Vehicular homicide is a very serious charge in New Jersey, and it can be more complicated if the driver was driving under the influence of alcohol or drugs (DUI). It may result in a conviction if it is proved that the driver caused another person’s fatality by driving their car, truck, or boat in a reckless manner. The victim could be a driver or passenger in another vehicle, a passenger in the at-fault driver’s vehicle, a pedestrian, a motorcyclist, or a bicyclist.
Reckless driving can be defined as willfully driving in a manner that creates substantial risk to other people. This includes having a conscious disregard for them. Therefore, if a driver is under the influence, it is assumed that they are driving recklessly. Other examples of this conscious disregard include using a cellphone while driving, speeding through a red light, or operating a car or boat after not having slept over 24 hours. In these cases, the driver is aware that what they are doing is very dangerous, yet they still make the decision to drive.
Ralph and David’s Law
In July 2017, former Governor Chris Christie signed a bill requiring that drunk drivers convicted of vehicular homicide be given a minimum three-year prison sentence. It led to the creation of a new crime, called third-degree strict liability homicide. Named Ralph and David’s Law, it applies to DUI vehicular homicide cases. Convicted drivers can now face jail time up to five years.
Charges and Penalties
Vehicular homicide cases are all different, and convictions and penalties depend on how the scene unfolded. It is considered a second-degree crime. If convicted, the offender could face five to 10 years behind bars and fines can cost close to $150,000. In some cases, the driver could get parole before the sentence is finished.
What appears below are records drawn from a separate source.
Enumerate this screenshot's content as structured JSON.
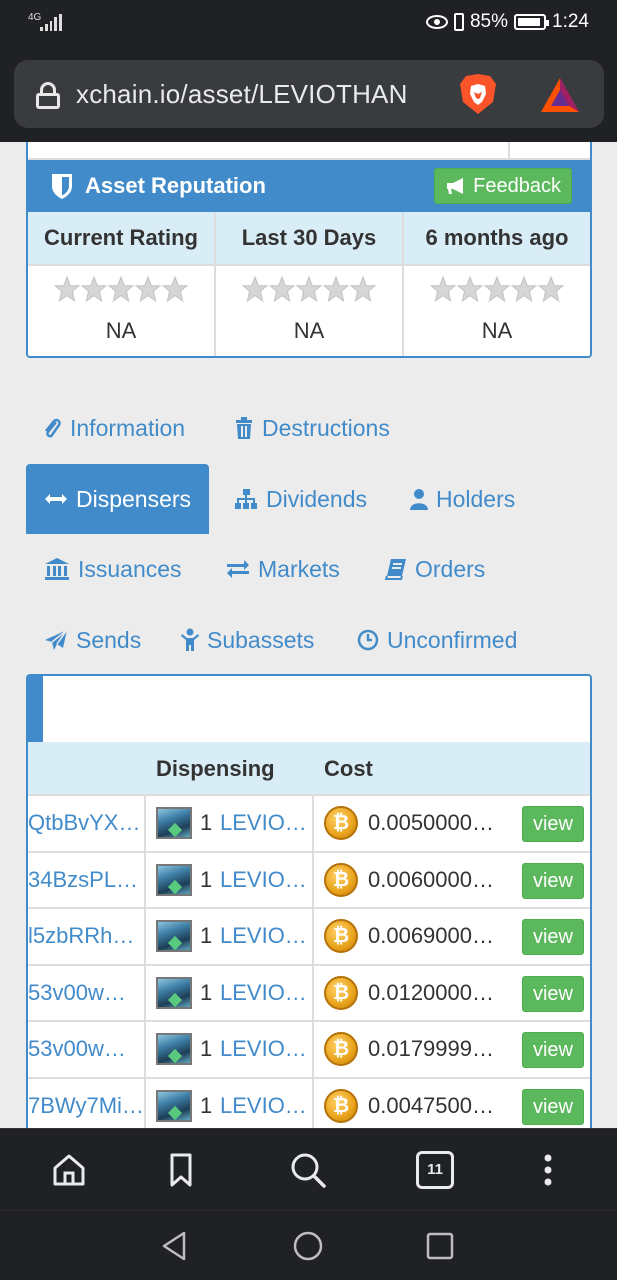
{
  "status_bar": {
    "network": "4G",
    "battery": "85%",
    "time": "1:24"
  },
  "browser": {
    "url": "xchain.io/asset/LEVIOTHAN",
    "tab_count": "11"
  },
  "reputation": {
    "title": "Asset Reputation",
    "feedback_label": "Feedback",
    "columns": [
      {
        "header": "Current Rating",
        "value": "NA"
      },
      {
        "header": "Last 30 Days",
        "value": "NA"
      },
      {
        "header": "6 months ago",
        "value": "NA"
      }
    ]
  },
  "tabs": {
    "information": "Information",
    "destructions": "Destructions",
    "dispensers": "Dispensers",
    "dividends": "Dividends",
    "holders": "Holders",
    "issuances": "Issuances",
    "markets": "Markets",
    "orders": "Orders",
    "sends": "Sends",
    "subassets": "Subassets",
    "unconfirmed": "Unconfirmed"
  },
  "dispensers": {
    "headers": {
      "dispensing": "Dispensing",
      "cost": "Cost"
    },
    "view_label": "view",
    "rows": [
      {
        "address": "QtbBvYX…",
        "qty": "1",
        "asset": "LEVIO…",
        "cost": "0.0050000…"
      },
      {
        "address": "34BzsPL…",
        "qty": "1",
        "asset": "LEVIO…",
        "cost": "0.0060000…"
      },
      {
        "address": "l5zbRRh…",
        "qty": "1",
        "asset": "LEVIO…",
        "cost": "0.0069000…"
      },
      {
        "address": "53v00w…",
        "qty": "1",
        "asset": "LEVIO…",
        "cost": "0.0120000…"
      },
      {
        "address": "53v00w…",
        "qty": "1",
        "asset": "LEVIO…",
        "cost": "0.0179999…"
      },
      {
        "address": "7BWy7Mi…",
        "qty": "1",
        "asset": "LEVIO…",
        "cost": "0.0047500…"
      }
    ]
  },
  "colors": {
    "primary": "#428bca",
    "success": "#5cb85c",
    "header_bg": "#d9edf7",
    "chrome": "#202124"
  }
}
Drivers that cause vehicular homicide while performing a DUI or driving with a suspended driver’s license face the same second-degree penalties as above. With the passage of Ralph and David’s Law, however, DUI drivers must serve three years before becoming eligible to apply for parole. They may also lose their license, or have it suspended. The most severe penalties are for aggravated vehicular homicide convictions. For first-degree crimes, defendants can end up facing $200,000 in fines, plus 10 to 20 years in prison.
Proof of DUI
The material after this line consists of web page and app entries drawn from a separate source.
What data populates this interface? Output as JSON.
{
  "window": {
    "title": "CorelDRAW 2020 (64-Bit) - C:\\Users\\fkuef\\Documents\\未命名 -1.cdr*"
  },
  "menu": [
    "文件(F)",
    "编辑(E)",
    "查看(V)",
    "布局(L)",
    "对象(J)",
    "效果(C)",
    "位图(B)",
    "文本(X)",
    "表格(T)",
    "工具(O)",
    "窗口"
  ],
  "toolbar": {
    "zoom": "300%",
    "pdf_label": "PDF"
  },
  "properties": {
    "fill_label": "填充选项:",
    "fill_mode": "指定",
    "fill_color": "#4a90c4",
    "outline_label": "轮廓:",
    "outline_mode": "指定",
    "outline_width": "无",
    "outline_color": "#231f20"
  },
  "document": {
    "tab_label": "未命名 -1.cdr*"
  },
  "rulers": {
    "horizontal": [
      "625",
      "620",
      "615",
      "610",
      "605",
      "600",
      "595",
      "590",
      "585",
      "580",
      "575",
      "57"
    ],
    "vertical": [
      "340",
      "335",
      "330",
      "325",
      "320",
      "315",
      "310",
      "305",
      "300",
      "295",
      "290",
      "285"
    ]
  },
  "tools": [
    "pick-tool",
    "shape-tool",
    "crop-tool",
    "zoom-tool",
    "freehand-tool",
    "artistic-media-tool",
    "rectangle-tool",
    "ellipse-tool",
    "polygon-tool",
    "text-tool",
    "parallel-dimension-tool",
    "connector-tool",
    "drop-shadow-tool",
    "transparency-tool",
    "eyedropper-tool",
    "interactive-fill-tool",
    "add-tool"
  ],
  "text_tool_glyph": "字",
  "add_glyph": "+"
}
Prosecutors often use blood alcohol concentration (BAC) levels to show that a defendant was performing a DUI, which can lead to a reckless driving conviction. In New Jersey, if a person operates a vehicle while they have a BAC of 0.08 or more, they will be guilty of a DUI charge. Additional evidence can be obtained from witnesses and expert testimony. Proving that a driver was under the influence of prescription or non-prescription drugs may be more difficult. No matter what the circumstances are, anyone involved in a DUI vehicular homicide should contact a professional criminal defense lawyer.
Haddon Heights DUI Lawyer at the Law Office of Thomas J. Gossé Represents Those Accused of DUI Vehicular Homicide
If you have been charged with a DUI vehicular homicide, we can offer experienced, professional representation. You do not have to face vehicular homicide charges on your own. Contact our Haddon Heights DUI lawyer at the Law Office of Thomas J. Gossé today by calling 856-546-6600 or contact us online for a free consultation. Located in Haddon Heights, New Jersey, we proudly serve clients throughout the surrounding areas.